Russian senator Yelena Mizulina has prepared a motion banning “baby box” facilities that allow parents to anonymously abandon their newborn children, saying these cause more people to give up their infants, as was the case in Tsarist Russia and elsewhere.
“My bill stipulates for a ban on anonymously abandoning children after their birth and on the creation of special places for [such a purpose] – so-called baby boxes. The bill introduces administrative responsibility for any legal entity that creates conditions facilitating the abandoning of newborn infants, organizes such abandoning or allows it in its rooms and buildings,” Mizulina said on Wednesday at a press conference called for the presentation of her draft.
“The state must not encourage the abandoning of children by their parents. These baby boxes are a form of encouragement to refuse yet-unborn children.
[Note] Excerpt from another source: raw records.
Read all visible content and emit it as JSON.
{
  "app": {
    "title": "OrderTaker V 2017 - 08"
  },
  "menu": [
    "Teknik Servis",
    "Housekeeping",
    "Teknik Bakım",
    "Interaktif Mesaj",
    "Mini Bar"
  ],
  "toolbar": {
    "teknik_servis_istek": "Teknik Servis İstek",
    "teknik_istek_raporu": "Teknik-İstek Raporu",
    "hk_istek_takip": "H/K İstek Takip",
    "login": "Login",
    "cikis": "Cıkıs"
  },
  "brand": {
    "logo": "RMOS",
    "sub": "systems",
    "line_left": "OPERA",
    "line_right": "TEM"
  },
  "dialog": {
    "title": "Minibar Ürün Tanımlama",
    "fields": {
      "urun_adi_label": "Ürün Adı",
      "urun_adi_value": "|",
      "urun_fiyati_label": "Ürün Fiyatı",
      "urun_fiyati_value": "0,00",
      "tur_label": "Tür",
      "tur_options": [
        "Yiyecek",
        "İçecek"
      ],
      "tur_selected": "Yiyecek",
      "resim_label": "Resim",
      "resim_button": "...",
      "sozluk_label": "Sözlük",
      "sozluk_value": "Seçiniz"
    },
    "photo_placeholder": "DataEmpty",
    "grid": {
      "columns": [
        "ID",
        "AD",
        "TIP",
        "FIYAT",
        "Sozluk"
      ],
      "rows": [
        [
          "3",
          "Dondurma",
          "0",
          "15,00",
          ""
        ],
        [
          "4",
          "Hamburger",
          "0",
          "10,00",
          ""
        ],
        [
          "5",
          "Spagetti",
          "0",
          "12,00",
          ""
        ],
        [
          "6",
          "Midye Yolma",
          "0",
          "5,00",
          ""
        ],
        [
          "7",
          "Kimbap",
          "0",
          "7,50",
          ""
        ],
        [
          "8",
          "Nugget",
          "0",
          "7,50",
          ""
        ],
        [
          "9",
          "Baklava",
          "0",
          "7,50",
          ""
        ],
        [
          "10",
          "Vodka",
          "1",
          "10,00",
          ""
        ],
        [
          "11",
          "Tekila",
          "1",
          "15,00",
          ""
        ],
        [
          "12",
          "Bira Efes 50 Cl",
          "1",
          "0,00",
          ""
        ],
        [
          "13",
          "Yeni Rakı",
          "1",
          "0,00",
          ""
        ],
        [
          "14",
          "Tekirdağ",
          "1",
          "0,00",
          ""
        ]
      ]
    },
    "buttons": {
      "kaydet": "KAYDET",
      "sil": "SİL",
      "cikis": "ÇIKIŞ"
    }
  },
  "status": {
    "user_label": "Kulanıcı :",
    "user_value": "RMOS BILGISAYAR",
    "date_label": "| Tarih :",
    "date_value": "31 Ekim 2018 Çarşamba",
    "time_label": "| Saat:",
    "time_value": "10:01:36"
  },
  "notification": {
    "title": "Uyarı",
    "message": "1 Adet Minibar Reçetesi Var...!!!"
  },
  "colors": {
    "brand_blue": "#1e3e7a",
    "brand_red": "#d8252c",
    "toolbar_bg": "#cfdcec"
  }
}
The experience of all countries that attempted to introduce the baby boxes proves that the number of babies abandoned grows sharply, due to the anonymity and ease of this procedure,” the lawmaker added.
If the bill is passed, such actions would be punished by fines of between 1 and 5 million rubles (about US$15,000 – 75,000) or by suspension of the company’s work for up to 90 days.
Mizulina also noted that some Russian regions had already passed laws allowing the installation of baby boxes, but the practice had to be banned on the federal level and stopped.
She also told reporters that when a program of anonymously abandoning children was started in the Russian empire in the 18th century, it had to be shut down because the state could not support the large number of orphans that appeared as a result.
The senator also pointed at the possibility of abuse that can arise in anonymous procedures. “In reality, when baby boxes exist any kid can be stolen [from their parents] and placed in this box. By creating these anonymous places we create conditions for legalized child trafficking and illegal extraction of organs from babies,” she said, adding that specific examples of such crimes could be found in the explanatory note attached with the bill.
Starting from 2011, 13 Russian regions have attempted to introduce baby boxes in their cities, claiming the danger to infants’ health that appears when parents simply leave them in public places or near hospitals and orphanages. Local prosecutors banned these installations in nine regions, and only two have officially recognized it as legal.
The legislative ban on baby boxes was proposed in August 2015 by lawmakers from the nationalist party LDPR. This draft ordered fines and correctional labor both for those who set up the facilities and for parents who use them. The sponsors of the bill also explained that in their view baby boxes encouraged parents to give away their children by offering a simple and safe way to do so.
Around the same time, Senator Konstantin Dobrynin from Arkhangelsk Region drafted a bill that would legalize baby boxes and detail state requirements for such facilities and personnel who run them. He pointed out that wider use of baby boxes could prevent the cases in which mothers either kill their unwanted newborns or leave them in the street, potentially leading to their deaths.
So far, neither of the drafts has passed a single parliamentary reading.